This ineffectual expedition was a great blow to the court: and, to retrieve the glory of the nation, another attempt was to be made, but with a more certain prospect of success. New supplies therefore being requisite, the king was resolved to obtain them in a more regular and constitutional manner than before. Another
A. D. parliament was accordingly called; and though

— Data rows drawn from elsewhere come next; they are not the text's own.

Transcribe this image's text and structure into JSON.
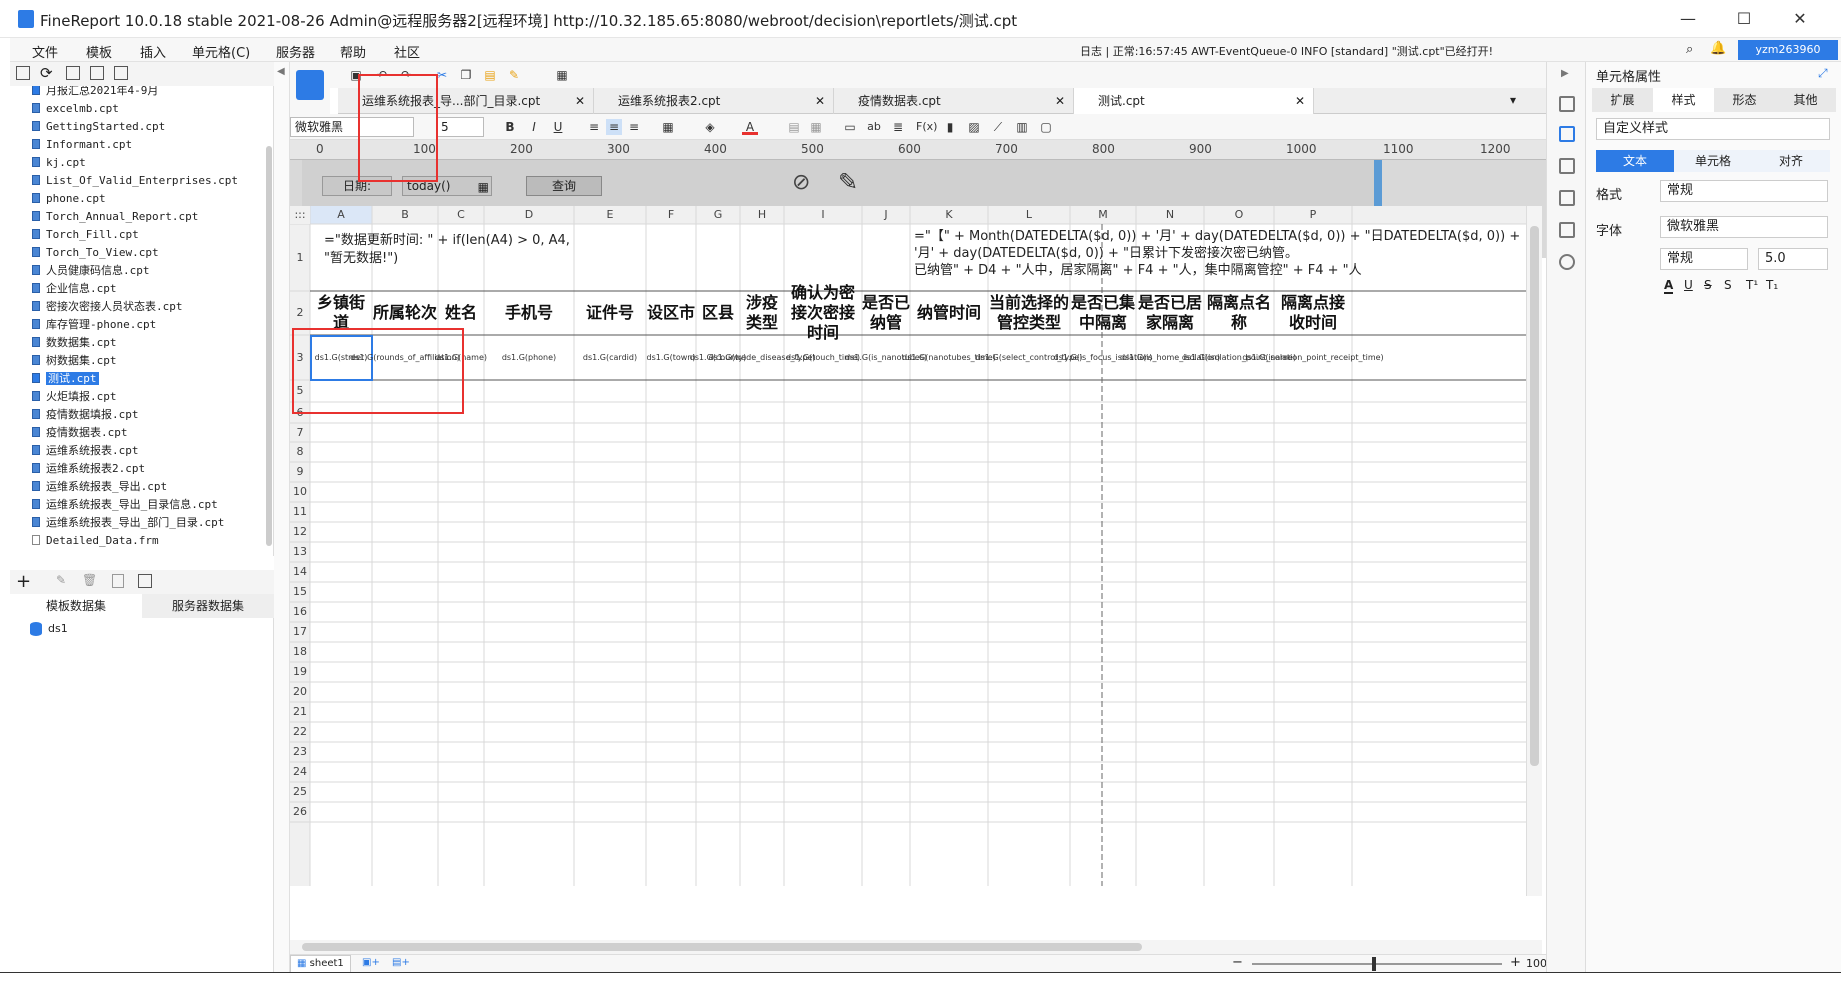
{
  "window": {
    "title": "FineReport 10.0.18 stable 2021-08-26 Admin@远程服务器2[远程环境]   http://10.32.185.65:8080/webroot/decision\\reportlets/测试.cpt",
    "min": "—",
    "max": "☐",
    "close": "✕"
  },
  "menu": [
    "文件",
    "模板",
    "插入",
    "单元格(C)",
    "服务器",
    "帮助",
    "社区"
  ],
  "log_text": "日志 | 正常:16:57:45 AWT-EventQueue-0 INFO [standard] \"测试.cpt\"已经打开!",
  "user": "yzm263960",
  "tree": {
    "items": [
      "月报汇总2021年4-9月",
      "excelmb.cpt",
      "GettingStarted.cpt",
      "Informant.cpt",
      "kj.cpt",
      "List_Of_Valid_Enterprises.cpt",
      "phone.cpt",
      "Torch_Annual_Report.cpt",
      "Torch_Fill.cpt",
      "Torch_To_View.cpt",
      "人员健康码信息.cpt",
      "企业信息.cpt",
      "密接次密接人员状态表.cpt",
      "库存管理-phone.cpt",
      "数数据集.cpt",
      "树数据集.cpt",
      "测试.cpt",
      "火炬填报.cpt",
      "疫情数据填报.cpt",
      "疫情数据表.cpt",
      "运维系统报表.cpt",
      "运维系统报表2.cpt",
      "运维系统报表_导出.cpt",
      "运维系统报表_导出_目录信息.cpt",
      "运维系统报表_导出_部门_目录.cpt",
      "Detailed_Data.frm"
    ],
    "selected": 16
  },
  "datasets": {
    "tab_template": "模板数据集",
    "tab_server": "服务器数据集",
    "items": [
      "ds1"
    ]
  },
  "tabs": [
    {
      "label": "运维系统报表_导...部门_目录.cpt"
    },
    {
      "label": "运维系统报表2.cpt"
    },
    {
      "label": "疫情数据表.cpt"
    },
    {
      "label": "测试.cpt"
    }
  ],
  "format": {
    "font": "微软雅黑",
    "size": "5"
  },
  "ruler": [
    "0",
    "100",
    "200",
    "300",
    "400",
    "500",
    "600",
    "700",
    "800",
    "900",
    "1000",
    "1100",
    "1200"
  ],
  "param": {
    "date_label": "日期:",
    "date_value": "today()",
    "query": "查询"
  },
  "columns": [
    "A",
    "B",
    "C",
    "D",
    "E",
    "F",
    "G",
    "H",
    "I",
    "J",
    "K",
    "L",
    "M",
    "N",
    "O",
    "P"
  ],
  "rows": [
    "1",
    "2",
    "3",
    "5",
    "6",
    "7",
    "8",
    "9",
    "10",
    "11",
    "12",
    "13",
    "14",
    "15",
    "16",
    "17",
    "18",
    "19",
    "20",
    "21",
    "22",
    "23",
    "24",
    "25",
    "26"
  ],
  "row1": {
    "a": "=\"数据更新时间: \" + if(len(A4) > 0, A4, \"暂无数据!\")",
    "k": "=\"【\" + Month(DATEDELTA($d, 0)) + '月' + day(DATEDELTA($d, 0)) + \"日DATEDELTA($d, 0)) + '月' + day(DATEDELTA($d, 0)) + \"日累计下发密接次密已纳管。\n已纳管\" + D4 + \"人中，居家隔离\" + F4 + \"人，集中隔离管控\" + F4 + \"人"
  },
  "headers": [
    "乡镇街道",
    "所属轮次",
    "姓名",
    "手机号",
    "证件号",
    "设区市",
    "区县",
    "涉疫类型",
    "确认为密接次密接时间",
    "是否已纳管",
    "纳管时间",
    "当前选择的管控类型",
    "是否已集中隔离",
    "是否已居家隔离",
    "隔离点名称",
    "隔离点接收时间"
  ],
  "cells": [
    "ds1.G(street)",
    "ds1.G(rounds_of_affiliation)",
    "ds1.G(name)",
    "ds1.G(phone)",
    "ds1.G(cardid)",
    "ds1.G(town)",
    "ds1.G(county)",
    "ds1.G(wade_disease_type)",
    "ds1.G(touch_time)",
    "ds1.G(is_nanotubes)",
    "ds1.G(nanotubes_time)",
    "ds1.G(select_control_type)",
    "ds1.G(is_focus_isolation)",
    "ds1.G(is_home_isolation)",
    "ds1.G(isolation_point_name)",
    "ds1.G(isolation_point_receipt_time)"
  ],
  "status": {
    "sheet": "sheet1",
    "zoom": "100",
    "zoom_pct": "%"
  },
  "right": {
    "title": "单元格属性",
    "tabs": [
      "扩展",
      "样式",
      "形态",
      "其他"
    ],
    "style_type": "自定义样式",
    "subtabs": [
      "文本",
      "单元格",
      "对齐"
    ],
    "format_label": "格式",
    "format_value": "常规",
    "font_label": "字体",
    "font_value": "微软雅黑",
    "font_style": "常规",
    "font_size": "5.0"
  },
  "accent": "#2d7be5",
  "highlight": "#e8312f"
}
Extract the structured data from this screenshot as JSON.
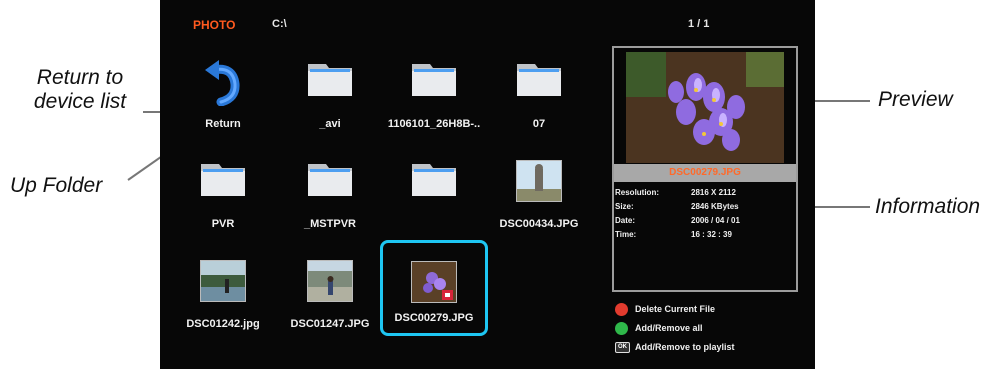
{
  "callouts": {
    "return_line1": "Return to",
    "return_line2": "device list",
    "up_folder": "Up Folder",
    "preview": "Preview",
    "information": "Information"
  },
  "screen": {
    "source_label": "PHOTO",
    "path": "C:\\",
    "page_indicator": "1 / 1",
    "items": [
      {
        "type": "return",
        "label": "Return",
        "icon": "return-arrow-icon"
      },
      {
        "type": "folder",
        "label": "_avi",
        "icon": "folder-icon"
      },
      {
        "type": "folder",
        "label": "1106101_26H8B-..",
        "icon": "folder-icon"
      },
      {
        "type": "folder",
        "label": "07",
        "icon": "folder-icon"
      },
      {
        "type": "folder",
        "label": "PVR",
        "icon": "folder-icon"
      },
      {
        "type": "folder",
        "label": "_MSTPVR",
        "icon": "folder-icon"
      },
      {
        "type": "folder",
        "label": "",
        "icon": "folder-icon"
      },
      {
        "type": "photo",
        "label": "DSC00434.JPG",
        "icon": "statue-photo-thumbnail"
      },
      {
        "type": "photo",
        "label": "DSC01242.jpg",
        "icon": "lake-photo-thumbnail"
      },
      {
        "type": "photo",
        "label": "DSC01247.JPG",
        "icon": "person-photo-thumbnail"
      },
      {
        "type": "photo",
        "label": "DSC00279.JPG",
        "icon": "flower-photo-thumbnail",
        "selected": true
      }
    ],
    "preview": {
      "filename": "DSC00279.JPG",
      "info": [
        {
          "key": "Resolution:",
          "value": "2816 X 2112"
        },
        {
          "key": "Size:",
          "value": "2846 KBytes"
        },
        {
          "key": "Date:",
          "value": "2006 / 04 / 01"
        },
        {
          "key": "Time:",
          "value": "16 : 32 : 39"
        }
      ]
    },
    "legend": [
      {
        "key": "red",
        "color": "#e23b2e",
        "text": "Delete Current File"
      },
      {
        "key": "green",
        "color": "#2fb84a",
        "text": "Add/Remove all"
      },
      {
        "key": "ok",
        "badge": "OK",
        "text": "Add/Remove to playlist"
      }
    ],
    "colors": {
      "accent_source": "#ff5a1f",
      "selection": "#1ec6f2",
      "preview_title": "#ff6a2a"
    }
  }
}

1626, some steps were taken to exclude the more popular leaders of the last house of commons, by nominating them as sheriffs of counties, yet the present parliament seemed more refractory than the former. When the king laid before the house his necessities, and asked for a supply, they voted him only three subsidies, which amounted to about a hundred and sixty thousand pounds; a sum no way adequate to the importance of the war, or the necessities of the state. But even this was not to be granted until the grievances of the state were redressed. Their chief indignation was leveled against Buckingham, a minister who had no real merit, and the great infelicity of being the king’s favourite. . Whenever the subjects resolve to attack the royal prerogative, they begin with the favourites of the crown; and wise monarchs seldom have any. Charles was not possessed of the art of making a distinction between friends and ministers; and whoever was his friend was always trusted with the administration of his affairs. He loved the duke, and undertook to protect him; although to defend a person so obnoxious to the people, was to share his reproach. The commons undertook to impeach him in the lower house, while the earl of Bristol, who had returned from his embassy in Spain, accused him among his peers. The purport of the charge against him amounted to little more than that he had engrossed too much power for himself and his relations; that he had neglected to guard the seas with the fleet; and that he had applied a plaster to the late king's side, which was supposed to be poisonous, and to hasten his end. These frivolous accusations must have sunk of themselves, had they not been intemperately opposed by the royal authority. The king gave orders to the